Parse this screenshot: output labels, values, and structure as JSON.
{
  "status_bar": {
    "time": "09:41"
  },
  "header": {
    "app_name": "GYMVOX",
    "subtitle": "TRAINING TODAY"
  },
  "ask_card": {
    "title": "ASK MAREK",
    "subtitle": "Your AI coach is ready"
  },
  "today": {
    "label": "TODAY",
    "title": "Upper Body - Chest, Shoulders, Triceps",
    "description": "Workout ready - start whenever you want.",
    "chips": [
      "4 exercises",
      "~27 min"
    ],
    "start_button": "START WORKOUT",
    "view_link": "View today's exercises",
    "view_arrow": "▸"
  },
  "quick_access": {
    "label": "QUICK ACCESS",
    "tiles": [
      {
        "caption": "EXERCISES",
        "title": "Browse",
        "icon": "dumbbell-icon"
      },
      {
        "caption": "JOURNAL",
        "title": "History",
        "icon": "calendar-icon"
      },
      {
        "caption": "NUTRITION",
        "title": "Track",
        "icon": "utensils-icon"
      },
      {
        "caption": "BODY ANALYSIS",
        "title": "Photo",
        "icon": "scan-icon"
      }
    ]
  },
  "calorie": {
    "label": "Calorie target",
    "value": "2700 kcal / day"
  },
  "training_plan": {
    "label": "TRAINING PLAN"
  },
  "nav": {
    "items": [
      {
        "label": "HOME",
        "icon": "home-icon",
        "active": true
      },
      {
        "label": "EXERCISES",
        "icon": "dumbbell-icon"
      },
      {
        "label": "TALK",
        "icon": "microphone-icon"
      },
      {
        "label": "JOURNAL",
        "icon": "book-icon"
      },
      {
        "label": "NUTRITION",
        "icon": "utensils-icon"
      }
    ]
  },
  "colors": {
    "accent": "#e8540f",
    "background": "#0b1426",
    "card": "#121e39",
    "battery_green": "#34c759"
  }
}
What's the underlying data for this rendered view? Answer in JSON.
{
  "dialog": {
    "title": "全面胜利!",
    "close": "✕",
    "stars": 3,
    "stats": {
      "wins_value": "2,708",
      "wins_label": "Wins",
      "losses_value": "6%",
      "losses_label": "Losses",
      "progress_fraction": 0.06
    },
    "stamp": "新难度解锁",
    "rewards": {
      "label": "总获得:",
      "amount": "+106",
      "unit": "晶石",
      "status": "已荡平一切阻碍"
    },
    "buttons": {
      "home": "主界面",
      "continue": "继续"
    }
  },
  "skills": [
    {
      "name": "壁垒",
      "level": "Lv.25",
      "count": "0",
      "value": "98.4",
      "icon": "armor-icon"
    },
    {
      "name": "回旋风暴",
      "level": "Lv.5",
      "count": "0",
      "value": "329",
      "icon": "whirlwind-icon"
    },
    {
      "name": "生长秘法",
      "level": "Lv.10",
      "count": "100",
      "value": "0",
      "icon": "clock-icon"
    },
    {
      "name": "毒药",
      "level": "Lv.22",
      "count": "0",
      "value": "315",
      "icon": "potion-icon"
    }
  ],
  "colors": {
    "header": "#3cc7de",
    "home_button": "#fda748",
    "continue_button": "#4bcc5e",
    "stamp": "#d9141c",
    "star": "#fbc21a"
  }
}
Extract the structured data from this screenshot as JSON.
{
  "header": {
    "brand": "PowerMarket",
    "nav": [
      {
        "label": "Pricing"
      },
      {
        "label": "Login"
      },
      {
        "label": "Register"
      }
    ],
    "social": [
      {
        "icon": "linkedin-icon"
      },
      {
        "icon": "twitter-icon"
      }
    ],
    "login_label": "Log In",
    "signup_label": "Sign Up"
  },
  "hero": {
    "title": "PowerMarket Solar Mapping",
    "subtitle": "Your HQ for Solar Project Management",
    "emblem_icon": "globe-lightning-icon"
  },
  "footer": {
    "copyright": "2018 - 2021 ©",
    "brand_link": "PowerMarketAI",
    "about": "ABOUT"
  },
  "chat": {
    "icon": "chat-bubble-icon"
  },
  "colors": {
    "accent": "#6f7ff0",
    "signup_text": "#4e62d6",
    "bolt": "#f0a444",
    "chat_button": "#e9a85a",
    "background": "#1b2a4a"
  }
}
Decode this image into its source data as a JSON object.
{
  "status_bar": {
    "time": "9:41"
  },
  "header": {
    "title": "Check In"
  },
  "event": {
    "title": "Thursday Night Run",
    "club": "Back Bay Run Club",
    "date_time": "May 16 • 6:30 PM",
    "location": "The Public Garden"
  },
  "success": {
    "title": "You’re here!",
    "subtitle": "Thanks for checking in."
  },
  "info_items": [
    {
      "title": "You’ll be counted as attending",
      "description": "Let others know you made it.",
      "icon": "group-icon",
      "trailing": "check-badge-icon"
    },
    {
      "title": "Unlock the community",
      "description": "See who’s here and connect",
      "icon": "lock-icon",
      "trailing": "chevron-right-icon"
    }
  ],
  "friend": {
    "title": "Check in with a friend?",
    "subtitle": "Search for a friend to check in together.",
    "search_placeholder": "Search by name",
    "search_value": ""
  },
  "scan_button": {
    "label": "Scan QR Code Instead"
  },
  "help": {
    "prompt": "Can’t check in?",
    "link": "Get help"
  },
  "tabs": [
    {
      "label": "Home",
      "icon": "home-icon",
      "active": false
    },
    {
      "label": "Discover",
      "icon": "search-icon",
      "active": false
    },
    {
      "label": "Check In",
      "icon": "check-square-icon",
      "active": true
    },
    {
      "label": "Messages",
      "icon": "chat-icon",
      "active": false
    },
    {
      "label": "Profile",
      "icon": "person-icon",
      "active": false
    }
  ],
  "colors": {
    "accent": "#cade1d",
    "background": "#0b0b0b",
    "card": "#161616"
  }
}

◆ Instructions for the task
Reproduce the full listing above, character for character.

◆ Solved exercise
Parse this screenshot: output labels, values, and structure as JSON.
{
  "status_bar": {
    "time": "09:41"
  },
  "header": {
    "app_name": "GYMVOX",
    "subtitle": "TRAINING TODAY"
  },
  "ask_card": {
    "title": "ASK MAREK",
    "subtitle": "Your AI coach is ready"
  },
  "today": {
    "label": "TODAY",
    "title": "Upper Body - Chest, Shoulders, Triceps",
    "description": "Workout ready - start whenever you want.",
    "chips": [
      "4 exercises",
      "~27 min"
    ],
    "start_button": "START WORKOUT",
    "view_link": "View today's exercises",
    "view_arrow": "▸"
  },
  "quick_access": {
    "label": "QUICK ACCESS",
    "tiles": [
      {
        "caption": "EXERCISES",
        "title": "Browse",
        "icon": "dumbbell-icon"
      },
      {
        "caption": "JOURNAL",
        "title": "History",
        "icon": "calendar-icon"
      },
      {
        "caption": "NUTRITION",
        "title": "Track",
        "icon": "utensils-icon"
      },
      {
        "caption": "BODY ANALYSIS",
        "title": "Photo",
        "icon": "scan-icon"
      }
    ]
  },
  "calorie": {
    "label": "Calorie target",
    "value": "2700 kcal / day"
  },
  "training_plan": {
    "label": "TRAINING PLAN"
  },
  "nav": {
    "items": [
      {
        "label": "HOME",
        "icon": "home-icon",
        "active": true
      },
      {
        "label": "EXERCISES",
        "icon": "dumbbell-icon"
      },
      {
        "label": "TALK",
        "icon": "microphone-icon"
      },
      {
        "label": "JOURNAL",
        "icon": "book-icon"
      },
      {
        "label": "NUTRITION",
        "icon": "utensils-icon"
      }
    ]
  },
  "colors": {
    "accent": "#e8540f",
    "background": "#0b1426",
    "card": "#121e39",
    "battery_green": "#34c759"
  }
}
What's the underlying data for this rendered view? Answer in JSON.
{
  "dialog": {
    "title": "全面胜利!",
    "close": "✕",
    "stars": 3,
    "stats": {
      "wins_value": "2,708",
      "wins_label": "Wins",
      "losses_value": "6%",
      "losses_label": "Losses",
      "progress_fraction": 0.06
    },
    "stamp": "新难度解锁",
    "rewards": {
      "label": "总获得:",
      "amount": "+106",
      "unit": "晶石",
      "status": "已荡平一切阻碍"
    },
    "buttons": {
      "home": "主界面",
      "continue": "继续"
    }
  },
  "skills": [
    {
      "name": "壁垒",
      "level": "Lv.25",
      "count": "0",
      "value": "98.4",
      "icon": "armor-icon"
    },
    {
      "name": "回旋风暴",
      "level": "Lv.5",
      "count": "0",
      "value": "329",
      "icon": "whirlwind-icon"
    },
    {
      "name": "生长秘法",
      "level": "Lv.10",
      "count": "100",
      "value": "0",
      "icon": "clock-icon"
    },
    {
      "name": "毒药",
      "level": "Lv.22",
      "count": "0",
      "value": "315",
      "icon": "potion-icon"
    }
  ],
  "colors": {
    "header": "#3cc7de",
    "home_button": "#fda748",
    "continue_button": "#4bcc5e",
    "stamp": "#d9141c",
    "star": "#fbc21a"
  }
}
Extract the structured data from this screenshot as JSON.
{
  "header": {
    "brand": "PowerMarket",
    "nav": [
      {
        "label": "Pricing"
      },
      {
        "label": "Login"
      },
      {
        "label": "Register"
      }
    ],
    "social": [
      {
        "icon": "linkedin-icon"
      },
      {
        "icon": "twitter-icon"
      }
    ],
    "login_label": "Log In",
    "signup_label": "Sign Up"
  },
  "hero": {
    "title": "PowerMarket Solar Mapping",
    "subtitle": "Your HQ for Solar Project Management",
    "emblem_icon": "globe-lightning-icon"
  },
  "footer": {
    "copyright": "2018 - 2021 ©",
    "brand_link": "PowerMarketAI",
    "about": "ABOUT"
  },
  "chat": {
    "icon": "chat-bubble-icon"
  },
  "colors": {
    "accent": "#6f7ff0",
    "signup_text": "#4e62d6",
    "bolt": "#f0a444",
    "chat_button": "#e9a85a",
    "background": "#1b2a4a"
  }
}
Decode this image into its source data as a JSON object.
{
  "status_bar": {
    "time": "9:41"
  },
  "header": {
    "title": "Check In"
  },
  "event": {
    "title": "Thursday Night Run",
    "club": "Back Bay Run Club",
    "date_time": "May 16 • 6:30 PM",
    "location": "The Public Garden"
  },
  "success": {
    "title": "You’re here!",
    "subtitle": "Thanks for checking in."
  },
  "info_items": [
    {
      "title": "You’ll be counted as attending",
      "description": "Let others know you made it.",
      "icon": "group-icon",
      "trailing": "check-badge-icon"
    },
    {
      "title": "Unlock the community",
      "description": "See who’s here and connect",
      "icon": "lock-icon",
      "trailing": "chevron-right-icon"
    }
  ],
  "friend": {
    "title": "Check in with a friend?",
    "subtitle": "Search for a friend to check in together.",
    "search_placeholder": "Search by name",
    "search_value": ""
  },
  "scan_button": {
    "label": "Scan QR Code Instead"
  },
  "help": {
    "prompt": "Can’t check in?",
    "link": "Get help"
  },
  "tabs": [
    {
      "label": "Home",
      "icon": "home-icon",
      "active": false
    },
    {
      "label": "Discover",
      "icon": "search-icon",
      "active": false
    },
    {
      "label": "Check In",
      "icon": "check-square-icon",
      "active": true
    },
    {
      "label": "Messages",
      "icon": "chat-icon",
      "active": false
    },
    {
      "label": "Profile",
      "icon": "person-icon",
      "active": false
    }
  ],
  "colors": {
    "accent": "#cade1d",
    "background": "#0b0b0b",
    "card": "#161616"
  }
}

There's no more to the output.